The aircraft leasing contracts in the pandemic era


Aircraft Leasing Agreement, Hell or High-water clause, Force Majeure, Hardship, non-performance, renegotiation


The majority of aircraft are acquired on leasing agreements where the financial burden is on the lessor because such agreements involve financing of heavy equipment for the lessee.  Therefore, to ensure that the lessee fulfils his obligation towards the payment of lease, Hell or High-water clause is drafted in the contract. This enforces payment by the lessee to the lessor irrespective of any circumstantial change which makes it difficult for the lessee to pay. However, due to the pandemic, the airline industry is suffering from a severe cash crunch as a result it has become difficult for them to honour their upcoming contractual obligations. The airline companies are debating to invoke Force Majeure in these contracts to avoid liability for non-performance, but considering the nature of such contracts and the legal principles adopted in Private International Air Law, taking such measures might pose several challenges. Therefore, this paper proposes the application of Hardship codified in the UNIDROIT Principle of International Commercial Contracts so that airlines can renegotiate the contract with the lessors and avoid liability for delayed or non-performance of the contract instead of completely avoiding their contractual obligation by invoking Force Majure. This will provide breathing space to the lessee and also ensure his obligation towards the lessor is maintained during the pandemic thereby ensuring the lessor is financially safeguarded. 

Creative Commons License

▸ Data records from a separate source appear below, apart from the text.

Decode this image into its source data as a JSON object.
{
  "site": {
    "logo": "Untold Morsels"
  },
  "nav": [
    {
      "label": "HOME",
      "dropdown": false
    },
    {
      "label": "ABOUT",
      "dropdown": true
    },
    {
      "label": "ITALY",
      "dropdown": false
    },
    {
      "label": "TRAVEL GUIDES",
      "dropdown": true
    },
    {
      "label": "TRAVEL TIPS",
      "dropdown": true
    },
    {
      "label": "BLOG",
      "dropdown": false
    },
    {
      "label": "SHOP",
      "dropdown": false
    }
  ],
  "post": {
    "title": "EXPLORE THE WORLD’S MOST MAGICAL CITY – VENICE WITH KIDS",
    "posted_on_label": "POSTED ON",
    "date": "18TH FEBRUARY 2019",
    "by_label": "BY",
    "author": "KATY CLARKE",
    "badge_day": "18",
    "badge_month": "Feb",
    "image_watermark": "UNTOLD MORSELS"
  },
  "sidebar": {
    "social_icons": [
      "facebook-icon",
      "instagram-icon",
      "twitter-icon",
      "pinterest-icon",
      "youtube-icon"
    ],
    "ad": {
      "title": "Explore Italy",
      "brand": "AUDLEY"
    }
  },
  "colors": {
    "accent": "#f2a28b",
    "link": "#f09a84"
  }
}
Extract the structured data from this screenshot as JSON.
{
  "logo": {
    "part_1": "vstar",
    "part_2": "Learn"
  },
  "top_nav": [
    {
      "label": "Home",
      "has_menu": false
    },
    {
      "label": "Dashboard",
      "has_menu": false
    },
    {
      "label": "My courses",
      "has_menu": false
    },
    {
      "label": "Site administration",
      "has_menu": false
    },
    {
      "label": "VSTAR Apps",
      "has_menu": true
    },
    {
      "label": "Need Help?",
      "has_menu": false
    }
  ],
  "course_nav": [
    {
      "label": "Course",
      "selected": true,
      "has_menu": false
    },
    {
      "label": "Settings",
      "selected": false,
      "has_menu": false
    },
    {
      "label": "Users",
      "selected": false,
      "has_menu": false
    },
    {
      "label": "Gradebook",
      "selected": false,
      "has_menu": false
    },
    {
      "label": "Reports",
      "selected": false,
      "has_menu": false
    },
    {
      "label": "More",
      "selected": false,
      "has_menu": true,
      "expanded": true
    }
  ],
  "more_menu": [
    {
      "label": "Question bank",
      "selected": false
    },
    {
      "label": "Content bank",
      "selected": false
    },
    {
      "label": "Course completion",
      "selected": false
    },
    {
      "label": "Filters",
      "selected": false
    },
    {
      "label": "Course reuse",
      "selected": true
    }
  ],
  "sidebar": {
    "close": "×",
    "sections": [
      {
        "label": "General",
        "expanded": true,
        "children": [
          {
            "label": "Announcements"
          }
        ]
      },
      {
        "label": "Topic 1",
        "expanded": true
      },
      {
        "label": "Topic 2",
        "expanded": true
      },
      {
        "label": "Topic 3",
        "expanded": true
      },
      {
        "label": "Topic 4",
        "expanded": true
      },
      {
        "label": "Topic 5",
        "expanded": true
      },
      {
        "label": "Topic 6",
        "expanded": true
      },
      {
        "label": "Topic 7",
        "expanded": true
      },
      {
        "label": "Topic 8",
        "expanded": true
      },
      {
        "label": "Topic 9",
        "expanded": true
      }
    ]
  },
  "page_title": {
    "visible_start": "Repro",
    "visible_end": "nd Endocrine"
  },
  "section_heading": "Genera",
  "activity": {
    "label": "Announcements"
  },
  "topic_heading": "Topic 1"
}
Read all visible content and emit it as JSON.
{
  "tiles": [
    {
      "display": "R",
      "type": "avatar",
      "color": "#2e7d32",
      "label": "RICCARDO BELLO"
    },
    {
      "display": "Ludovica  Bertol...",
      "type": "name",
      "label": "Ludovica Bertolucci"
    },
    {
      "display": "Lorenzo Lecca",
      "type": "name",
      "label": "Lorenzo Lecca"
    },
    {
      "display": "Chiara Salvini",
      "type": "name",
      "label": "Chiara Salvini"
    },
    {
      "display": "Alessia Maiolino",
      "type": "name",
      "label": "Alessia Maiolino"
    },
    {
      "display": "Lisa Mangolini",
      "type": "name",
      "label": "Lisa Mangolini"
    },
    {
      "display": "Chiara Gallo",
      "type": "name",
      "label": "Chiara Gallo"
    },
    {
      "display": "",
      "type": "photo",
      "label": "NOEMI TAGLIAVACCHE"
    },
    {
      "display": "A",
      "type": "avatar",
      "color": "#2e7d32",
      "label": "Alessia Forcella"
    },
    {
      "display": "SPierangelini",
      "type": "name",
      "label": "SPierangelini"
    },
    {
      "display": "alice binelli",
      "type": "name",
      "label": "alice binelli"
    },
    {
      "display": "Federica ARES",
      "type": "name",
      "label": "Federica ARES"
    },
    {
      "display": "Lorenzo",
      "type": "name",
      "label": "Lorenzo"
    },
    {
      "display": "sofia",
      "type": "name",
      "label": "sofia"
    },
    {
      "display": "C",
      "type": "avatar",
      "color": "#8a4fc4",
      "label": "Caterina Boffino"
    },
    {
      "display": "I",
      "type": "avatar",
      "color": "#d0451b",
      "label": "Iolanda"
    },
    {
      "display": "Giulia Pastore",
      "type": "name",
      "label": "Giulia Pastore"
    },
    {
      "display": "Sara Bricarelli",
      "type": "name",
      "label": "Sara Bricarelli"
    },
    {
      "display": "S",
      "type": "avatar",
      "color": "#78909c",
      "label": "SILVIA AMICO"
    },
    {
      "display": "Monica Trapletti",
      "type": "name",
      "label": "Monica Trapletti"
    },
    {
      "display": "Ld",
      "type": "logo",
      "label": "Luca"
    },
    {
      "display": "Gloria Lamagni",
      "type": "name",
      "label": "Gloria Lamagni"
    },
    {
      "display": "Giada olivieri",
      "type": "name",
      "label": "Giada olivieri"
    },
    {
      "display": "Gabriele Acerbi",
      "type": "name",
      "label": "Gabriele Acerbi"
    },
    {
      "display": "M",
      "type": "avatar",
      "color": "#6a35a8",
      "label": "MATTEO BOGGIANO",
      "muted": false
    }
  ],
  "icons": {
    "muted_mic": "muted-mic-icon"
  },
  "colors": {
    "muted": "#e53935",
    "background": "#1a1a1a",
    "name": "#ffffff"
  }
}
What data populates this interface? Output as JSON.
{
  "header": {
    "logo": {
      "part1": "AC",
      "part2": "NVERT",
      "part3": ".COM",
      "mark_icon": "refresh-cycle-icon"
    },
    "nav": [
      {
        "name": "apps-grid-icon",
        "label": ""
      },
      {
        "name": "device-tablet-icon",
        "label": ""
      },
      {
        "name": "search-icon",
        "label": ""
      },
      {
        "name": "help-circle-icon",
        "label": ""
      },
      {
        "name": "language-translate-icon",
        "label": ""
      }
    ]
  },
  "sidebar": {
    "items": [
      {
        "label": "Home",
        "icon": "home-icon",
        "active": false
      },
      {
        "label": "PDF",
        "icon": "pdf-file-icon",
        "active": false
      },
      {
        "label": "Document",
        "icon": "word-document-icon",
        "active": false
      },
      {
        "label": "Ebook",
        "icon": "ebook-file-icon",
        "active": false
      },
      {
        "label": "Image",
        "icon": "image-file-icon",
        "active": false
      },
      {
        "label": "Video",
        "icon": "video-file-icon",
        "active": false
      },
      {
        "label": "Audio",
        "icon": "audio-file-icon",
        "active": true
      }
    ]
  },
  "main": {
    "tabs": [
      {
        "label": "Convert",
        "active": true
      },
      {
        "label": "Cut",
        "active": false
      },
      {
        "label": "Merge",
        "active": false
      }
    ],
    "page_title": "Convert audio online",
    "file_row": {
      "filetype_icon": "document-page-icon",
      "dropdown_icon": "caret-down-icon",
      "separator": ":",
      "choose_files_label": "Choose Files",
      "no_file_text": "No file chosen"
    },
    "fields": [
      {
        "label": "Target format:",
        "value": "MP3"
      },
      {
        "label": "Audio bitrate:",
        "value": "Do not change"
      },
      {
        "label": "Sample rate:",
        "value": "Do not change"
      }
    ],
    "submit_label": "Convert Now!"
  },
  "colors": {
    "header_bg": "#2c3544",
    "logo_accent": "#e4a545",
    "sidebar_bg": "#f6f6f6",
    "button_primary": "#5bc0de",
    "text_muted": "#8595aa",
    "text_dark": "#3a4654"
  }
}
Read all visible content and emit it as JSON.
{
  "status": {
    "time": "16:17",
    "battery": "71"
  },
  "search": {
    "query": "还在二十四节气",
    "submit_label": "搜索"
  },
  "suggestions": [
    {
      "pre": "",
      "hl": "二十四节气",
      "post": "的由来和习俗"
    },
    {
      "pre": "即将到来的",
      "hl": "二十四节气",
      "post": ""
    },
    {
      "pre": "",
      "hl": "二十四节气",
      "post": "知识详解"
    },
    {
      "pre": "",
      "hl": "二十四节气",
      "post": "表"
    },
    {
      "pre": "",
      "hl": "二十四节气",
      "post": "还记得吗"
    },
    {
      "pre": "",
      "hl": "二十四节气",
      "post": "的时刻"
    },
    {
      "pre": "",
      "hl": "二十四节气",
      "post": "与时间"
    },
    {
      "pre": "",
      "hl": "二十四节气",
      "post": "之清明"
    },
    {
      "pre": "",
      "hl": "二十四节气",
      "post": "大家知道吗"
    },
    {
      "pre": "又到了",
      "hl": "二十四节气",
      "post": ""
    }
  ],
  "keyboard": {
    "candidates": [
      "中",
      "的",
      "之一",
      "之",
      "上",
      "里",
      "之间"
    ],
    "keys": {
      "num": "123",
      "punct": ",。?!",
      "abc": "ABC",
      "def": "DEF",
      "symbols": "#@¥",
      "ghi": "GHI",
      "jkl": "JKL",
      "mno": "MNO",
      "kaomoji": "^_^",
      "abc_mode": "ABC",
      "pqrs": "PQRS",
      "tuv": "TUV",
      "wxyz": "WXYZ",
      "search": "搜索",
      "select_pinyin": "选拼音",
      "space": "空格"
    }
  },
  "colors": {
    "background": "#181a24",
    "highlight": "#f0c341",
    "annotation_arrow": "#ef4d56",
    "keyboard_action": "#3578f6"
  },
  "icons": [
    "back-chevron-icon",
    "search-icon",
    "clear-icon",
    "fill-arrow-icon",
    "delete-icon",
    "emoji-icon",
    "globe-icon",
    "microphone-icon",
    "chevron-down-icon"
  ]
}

This work is licensed under a Creative Commons Attribution 4.0 International License.

Copyright (c) 2023 Sorbonne Student Law Review - Revue juridique des étudiants de la Sorbonne